Another key policy that can be used to expand the role of private pensions is to provide financial incentives. The traditional way of encouraging people to save for their old age has been tax incentives. While some countries have recently extended tax incentives, Australia, Ireland, New Zealand and the United Kingdom have all moved to limit them to reduce the fiscal cost in the form of foregone tax revenues. Costs have been questioned elsewhere, including Germany.

The problem with the traditional design of tax incentives is that it benefits high earners most as they pay the highest marginal tax rates. Indeed, in most countries with voluntary pension systems, low-income workers are the least likely to participate in private pension plans. A more effective way to reach out to lower income individuals is to provide savers with flat subsidies and matching contributions capped at a certain level to ensure greater progressivity. Such financial incentives can benefit low earners more including those that pay no income tax or at a low rate. In Germany and New Zealand, two countries that have introduced such incentives for some of their retirement savings products, coverage rates are more similar across different income groups.

In addition to expanding private pensions coverage, policy makers need to act on three fronts to improve benefit adequacy. First, they should ensure that contributions to such plans are sufficient to meet retirement income goals. This is straightforward in mandatory systems, as in Australia, which recently announced an increase in the minimum contribution rate from 9% to 12% of wages. Secondly, they should limit leakage from such systems by restricting early withdrawals and lump-sum benefit payments. Thirdly, they should promote investment strategies and products that have low costs and mitigate risks during both the period of asset accumulation and retirement, when benefits are paid out. As they address these challenges, policy makers should pay great attention to the menu of investment and benefit options to simplify and facilitate complex financial decisions. They should also improve the design of defaults for those who do not make active choices so that they better meet individual needs and expectations.
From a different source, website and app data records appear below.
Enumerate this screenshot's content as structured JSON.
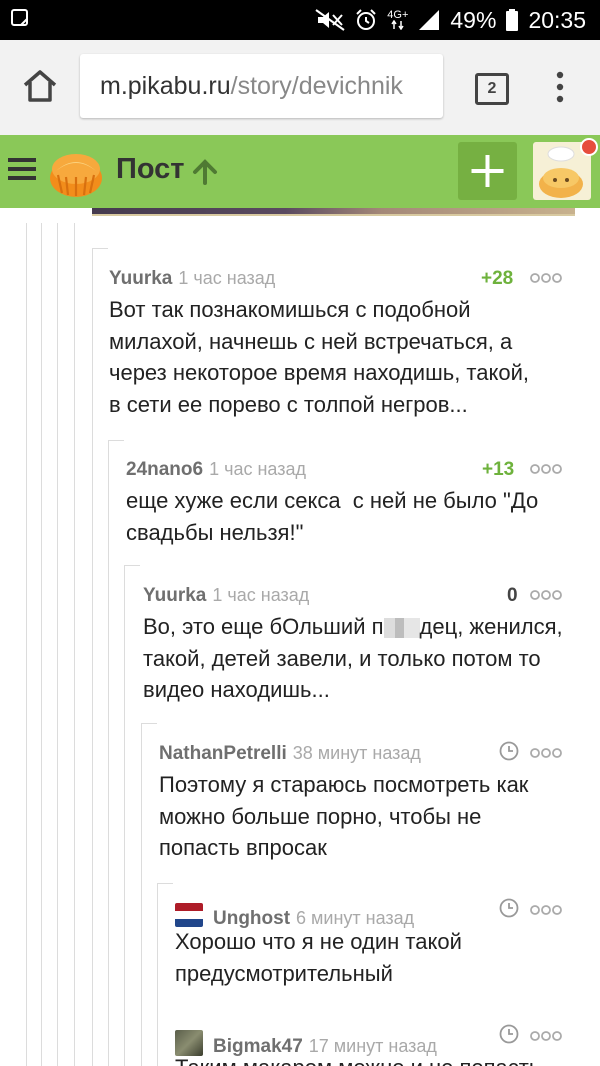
{
  "status_bar": {
    "network": "4G+",
    "battery": "49%",
    "time": "20:35"
  },
  "browser": {
    "url_host": "m.pikabu.ru",
    "url_path": "/story/devichnik",
    "tab_count": "2"
  },
  "header": {
    "title": "Пост"
  },
  "comments": [
    {
      "author": "Yuurka",
      "time": "1 час назад",
      "rating": "+28",
      "lines": [
        "Вот так познакомишься с подобной",
        "милахой, начнешь с ней встречаться, а",
        "через некоторое время находишь, такой,",
        "в сети ее порево с толпой негров..."
      ]
    },
    {
      "author": "24nano6",
      "time": "1 час назад",
      "rating": "+13",
      "lines": [
        "еще хуже если секса  с ней не было \"До",
        "свадьбы нельзя!\""
      ]
    },
    {
      "author": "Yuurka",
      "time": "1 час назад",
      "rating": "0",
      "line1_before": "Во, это еще бОльший п",
      "line1_after": "дец, женился,",
      "lines": [
        "такой, детей завели, и только потом то",
        "видео находишь..."
      ]
    },
    {
      "author": "NathanPetrelli",
      "time": "38 минут назад",
      "lines": [
        "Поэтому я стараюсь посмотреть как",
        "можно больше порно, чтобы не",
        "попасть впросак"
      ]
    },
    {
      "author": "Unghost",
      "time": "6 минут назад",
      "lines": [
        "Хорошо что я не один такой",
        "предусмотрительный"
      ]
    },
    {
      "author": "Bigmak47",
      "time": "17 минут назад",
      "lines": [
        "Таким макаром можно и не попасть"
      ]
    }
  ],
  "colors": {
    "header_green": "#8ac858",
    "plus_green": "#76b042",
    "rating_positive": "#6eb23c"
  }
}
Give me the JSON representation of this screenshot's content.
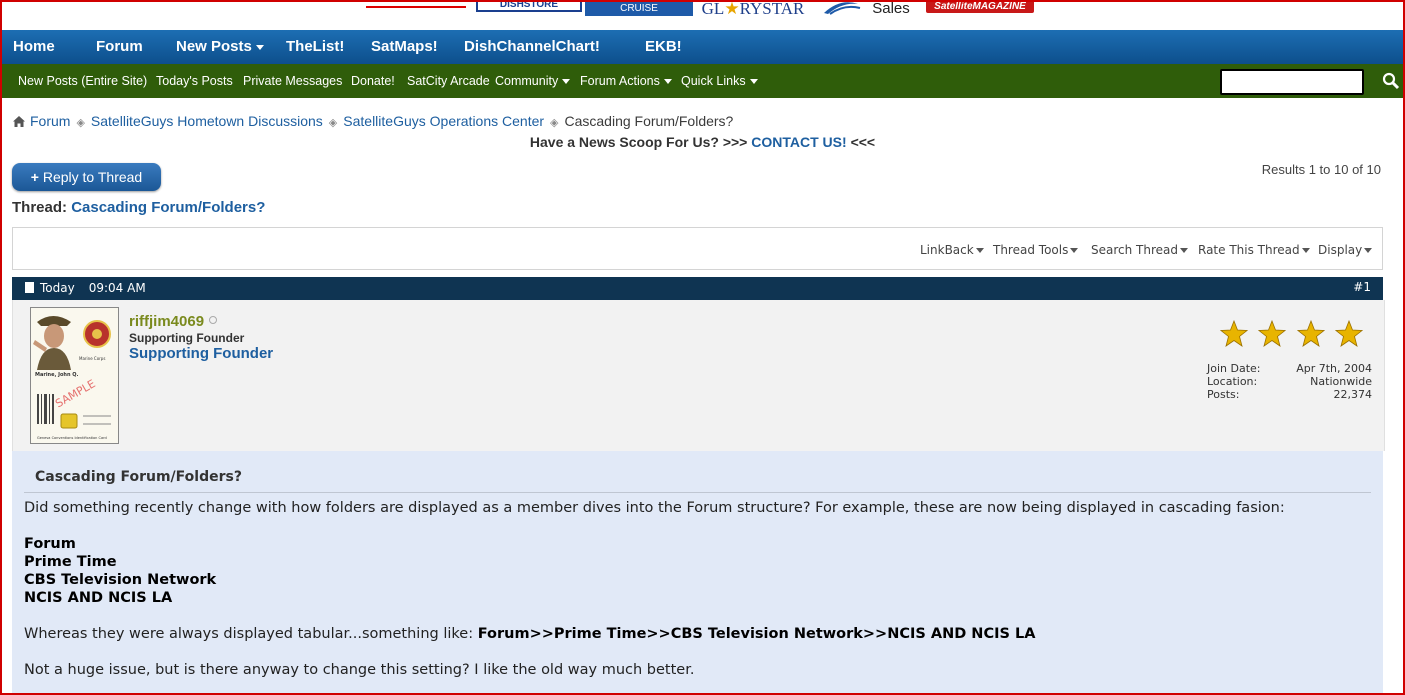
{
  "banner": {
    "logos": {
      "dish": "DISHSTORE",
      "cruise": "CRUISE",
      "glory_a": "GL",
      "glory_b": "RYSTAR",
      "sales": "Sales",
      "magazine": "SatelliteMAGAZINE"
    }
  },
  "main_nav": {
    "items": [
      "Home",
      "Forum",
      "New Posts",
      "TheList!",
      "SatMaps!",
      "DishChannelChart!",
      "EKB!"
    ]
  },
  "sub_nav": {
    "items": [
      "New Posts (Entire Site)",
      "Today's Posts",
      "Private Messages",
      "Donate!",
      "SatCity Arcade",
      "Community",
      "Forum Actions",
      "Quick Links"
    ],
    "search_placeholder": ""
  },
  "breadcrumb": {
    "items": [
      "Forum",
      "SatelliteGuys Hometown Discussions",
      "SatelliteGuys Operations Center",
      "Cascading Forum/Folders?"
    ]
  },
  "scoop": {
    "prefix": "Have a News Scoop For Us? >>>",
    "link": "CONTACT US!",
    "suffix": "<<<"
  },
  "reply_button": {
    "plus": "+",
    "label": "Reply to Thread"
  },
  "results_text": "Results 1 to 10 of 10",
  "thread": {
    "label": "Thread:",
    "title": "Cascading Forum/Folders?"
  },
  "tools": [
    "LinkBack",
    "Thread Tools",
    "Search Thread",
    "Rate This Thread",
    "Display"
  ],
  "post": {
    "day": "Today",
    "time": "09:04 AM",
    "number": "#1",
    "username": "riffjim4069",
    "user_title": "Supporting Founder",
    "rank_label": "Supporting Founder",
    "stars": 4,
    "stats": [
      {
        "label": "Join Date:",
        "value": "Apr 7th, 2004"
      },
      {
        "label": "Location:",
        "value": "Nationwide"
      },
      {
        "label": "Posts:",
        "value": "22,374"
      }
    ],
    "title": "Cascading Forum/Folders?",
    "para1": "Did something recently change with how folders are displayed as a member dives into the Forum structure? For example, these are now being displayed in cascading fasion:",
    "list": [
      "Forum",
      "Prime Time",
      "CBS Television Network",
      "NCIS AND NCIS LA"
    ],
    "para2_prefix": "Whereas they were always displayed tabular...something like: ",
    "para2_bold": "Forum>>Prime Time>>CBS Television Network>>NCIS AND NCIS LA",
    "para3": "Not a huge issue, but is there anyway to change this setting? I like the old way much better."
  },
  "avatar": {
    "name_text": "Marine, John Q.",
    "stamp": "SAMPLE",
    "branch": "Marine Corps",
    "footer": "Geneva Conventions Identification Card"
  },
  "colors": {
    "main_nav": "#1d6eb3",
    "sub_nav": "#2f5d0a",
    "post_header": "#0f3452",
    "post_body": "#e1e9f7",
    "link": "#1e5fa0",
    "frame": "#d00000"
  }
}
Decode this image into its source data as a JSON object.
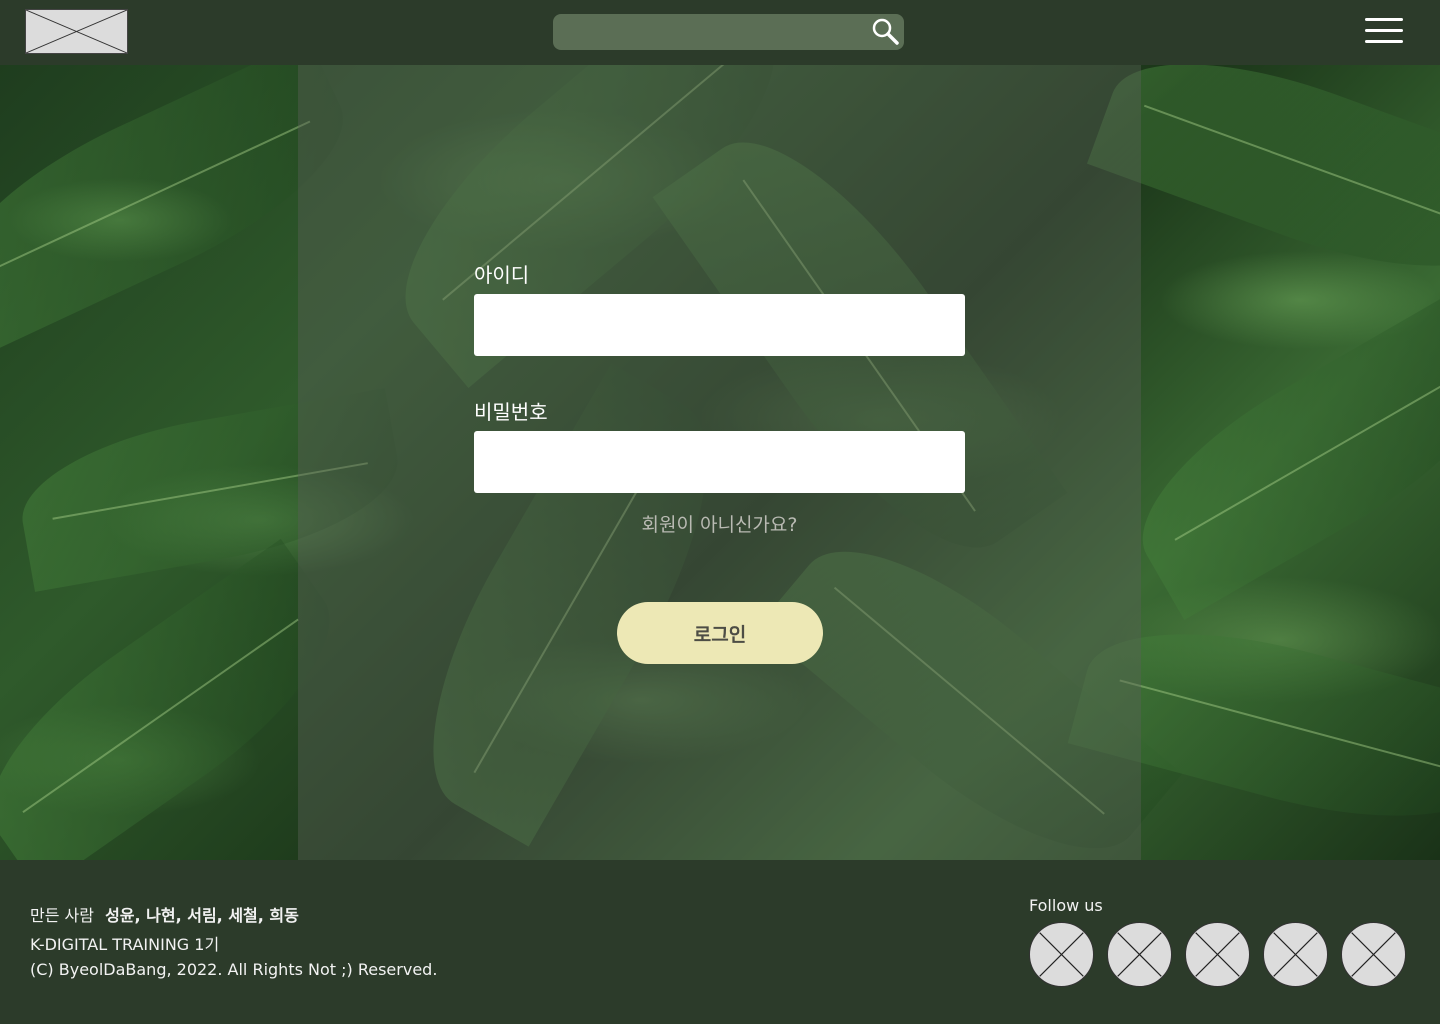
{
  "header": {
    "logo_icon": "image-placeholder-icon",
    "search": {
      "value": "",
      "placeholder": "",
      "icon": "search-icon"
    },
    "menu_icon": "hamburger-menu-icon"
  },
  "login_form": {
    "id_label": "아이디",
    "id_value": "",
    "password_label": "비밀번호",
    "password_value": "",
    "signup_link": "회원이 아니신가요?",
    "login_button": "로그인"
  },
  "footer": {
    "makers_label": "만든 사람",
    "makers_names": "성윤, 나현, 서림, 세철, 희동",
    "program": "K-DIGITAL TRAINING 1기",
    "copyright": "(C) ByeolDaBang, 2022. All Rights Not ;) Reserved.",
    "follow_label": "Follow us",
    "social_icons": [
      "social-placeholder-icon",
      "social-placeholder-icon",
      "social-placeholder-icon",
      "social-placeholder-icon",
      "social-placeholder-icon"
    ]
  },
  "colors": {
    "header_bg": "#2c3b2a",
    "footer_bg": "#2c3b2a",
    "search_bg": "#5b6e55",
    "login_button_bg": "#ede8b5",
    "login_button_text": "#4d4d45",
    "signup_link": "#b9bab3"
  }
}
“Which country has the best pension system?” is a question the OECD is often asked. But it is one that is very difficult to answer despite the widespread appetite for rankings and league tables. The true response is that there is room for improvement in all countries’ retirement-income provision. They all face at least some challenges: coverage of the pension system, adequacy of benefits, financial sustainability or the risks and uncertainties borne by individuals. The outlook for pensions in OECD countries is therefore one of continued – and necessary – change.